[Previous Months][Date Index][Thread Index][Join - Register][Login]
[Message Prev][Message Next][Thread Prev][Thread Next]

Re:[IP] Letting go ? for parents......

<<like I said please do not take offense just I am concerned that if children 
with diabetes gets everything done for them  how will they stand on their own 
two feet ... 
Common you old time diabetics anyone agree with me ? >>

Julie -- I'm not an "old time diabetic", just the parent of a daughter (13) 
with diabetes, and I agree wholeheartedly with you -- we must learn to let go 
and let our kids make their own mistakes, within reason, or they won't learn. 
As the parent of 3 teens now, I admit it is harder letting Amy go, and I do 
find my tongue getting bloody from all the biting I do at times. But I know I 
have to, for Amy's sake (and my sanity!!) 

It gets so hard at times, but I do think I'm doing the right thing. Afterall, 
Amy has been pumping now only 1 1/2 years, and she can be 100% responsible 
for all her care almost since day 1. I say "can be", because we still ask 
that she allow us to help at times. Afterall, she will have to do this the 
rest of her life, or at least until a cure is found. The only area that we 
ask her to let one of us (her dad or I) be there for is site changes. She 
does them herself, but we watch the technique -- just to be sure. Not all the 
time, but about 75% of the time I'd guess.

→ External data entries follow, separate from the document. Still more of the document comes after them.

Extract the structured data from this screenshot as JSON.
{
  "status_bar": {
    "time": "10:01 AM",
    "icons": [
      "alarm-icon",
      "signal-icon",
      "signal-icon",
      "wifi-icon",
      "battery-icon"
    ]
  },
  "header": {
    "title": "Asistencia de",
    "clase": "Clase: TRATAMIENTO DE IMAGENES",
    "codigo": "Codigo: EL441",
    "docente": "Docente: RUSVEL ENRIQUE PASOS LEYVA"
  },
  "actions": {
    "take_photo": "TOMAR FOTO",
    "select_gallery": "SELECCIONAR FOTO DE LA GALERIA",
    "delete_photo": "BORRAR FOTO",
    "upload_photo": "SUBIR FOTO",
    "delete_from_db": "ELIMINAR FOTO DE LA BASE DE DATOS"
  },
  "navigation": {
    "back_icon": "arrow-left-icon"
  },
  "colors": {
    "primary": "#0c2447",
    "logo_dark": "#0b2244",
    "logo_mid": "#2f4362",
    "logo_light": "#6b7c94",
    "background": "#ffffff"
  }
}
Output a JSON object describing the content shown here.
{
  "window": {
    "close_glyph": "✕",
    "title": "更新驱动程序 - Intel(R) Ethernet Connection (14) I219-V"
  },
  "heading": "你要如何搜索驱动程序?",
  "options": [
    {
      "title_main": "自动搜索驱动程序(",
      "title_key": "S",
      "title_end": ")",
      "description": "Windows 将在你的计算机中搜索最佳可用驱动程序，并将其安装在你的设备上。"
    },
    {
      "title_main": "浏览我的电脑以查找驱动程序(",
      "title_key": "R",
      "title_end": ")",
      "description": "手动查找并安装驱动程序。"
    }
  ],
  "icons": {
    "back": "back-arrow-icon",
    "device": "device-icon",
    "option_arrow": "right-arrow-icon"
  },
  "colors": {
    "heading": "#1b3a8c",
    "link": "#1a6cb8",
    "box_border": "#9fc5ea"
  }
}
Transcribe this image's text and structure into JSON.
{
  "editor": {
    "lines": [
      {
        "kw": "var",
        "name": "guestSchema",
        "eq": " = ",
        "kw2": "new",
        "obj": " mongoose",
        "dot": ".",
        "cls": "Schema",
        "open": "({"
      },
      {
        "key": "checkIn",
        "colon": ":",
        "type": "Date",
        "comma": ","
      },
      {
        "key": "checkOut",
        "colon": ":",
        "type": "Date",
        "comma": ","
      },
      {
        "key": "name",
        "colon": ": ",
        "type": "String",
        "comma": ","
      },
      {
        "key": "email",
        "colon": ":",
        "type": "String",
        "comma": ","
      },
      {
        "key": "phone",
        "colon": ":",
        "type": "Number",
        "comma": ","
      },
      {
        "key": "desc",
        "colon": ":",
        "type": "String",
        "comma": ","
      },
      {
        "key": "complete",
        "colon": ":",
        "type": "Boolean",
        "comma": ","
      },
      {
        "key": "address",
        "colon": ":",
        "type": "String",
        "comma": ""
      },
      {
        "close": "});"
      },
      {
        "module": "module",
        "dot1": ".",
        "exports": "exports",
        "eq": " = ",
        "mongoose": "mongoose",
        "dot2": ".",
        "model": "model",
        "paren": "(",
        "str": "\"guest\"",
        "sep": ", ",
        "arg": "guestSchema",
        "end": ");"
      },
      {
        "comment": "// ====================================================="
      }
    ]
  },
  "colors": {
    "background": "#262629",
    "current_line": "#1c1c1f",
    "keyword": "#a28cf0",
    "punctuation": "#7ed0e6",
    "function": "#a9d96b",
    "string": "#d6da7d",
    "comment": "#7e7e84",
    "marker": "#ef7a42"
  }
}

And as a result, Amy has blossomed into a responsible young lady who makes 
mistakes and learns from them. She is very active in sports, school and 
church activities, has a gaggle of friends who seem to think each weekend 
must be spent at a different house, goes to d camp and church camp and 
weekend retreats (though this summer WAS hard, letting her go to a reg. camp 
for the 1st time!!) She has let her pump go bone dry and learned that it 
isn't worth it, had low battery alarms 4 hours away from home with no extra 
batteries and solved that problem, has had pump alarms away from home and 
solved them also. But, thank goodness for a cell phone, just in case!

All this, and I still have a wonderful daughter, who on a whim, will hug me, 
kiss me, or crawl up in my lap for a cuddle. Is she growing up too fast? In 
some ways, yes, but in the most important way, in her heart, no -- she will 
always be my little girl.

I say let them grow up -- but keep the heart young!

Mom of Amy, 13
for HELP or to subscribe/unsubscribe, contact: HELP@insulin-pumpers.org
send a DONATION http://www.Insulin-Pumpers.org/donate.shtml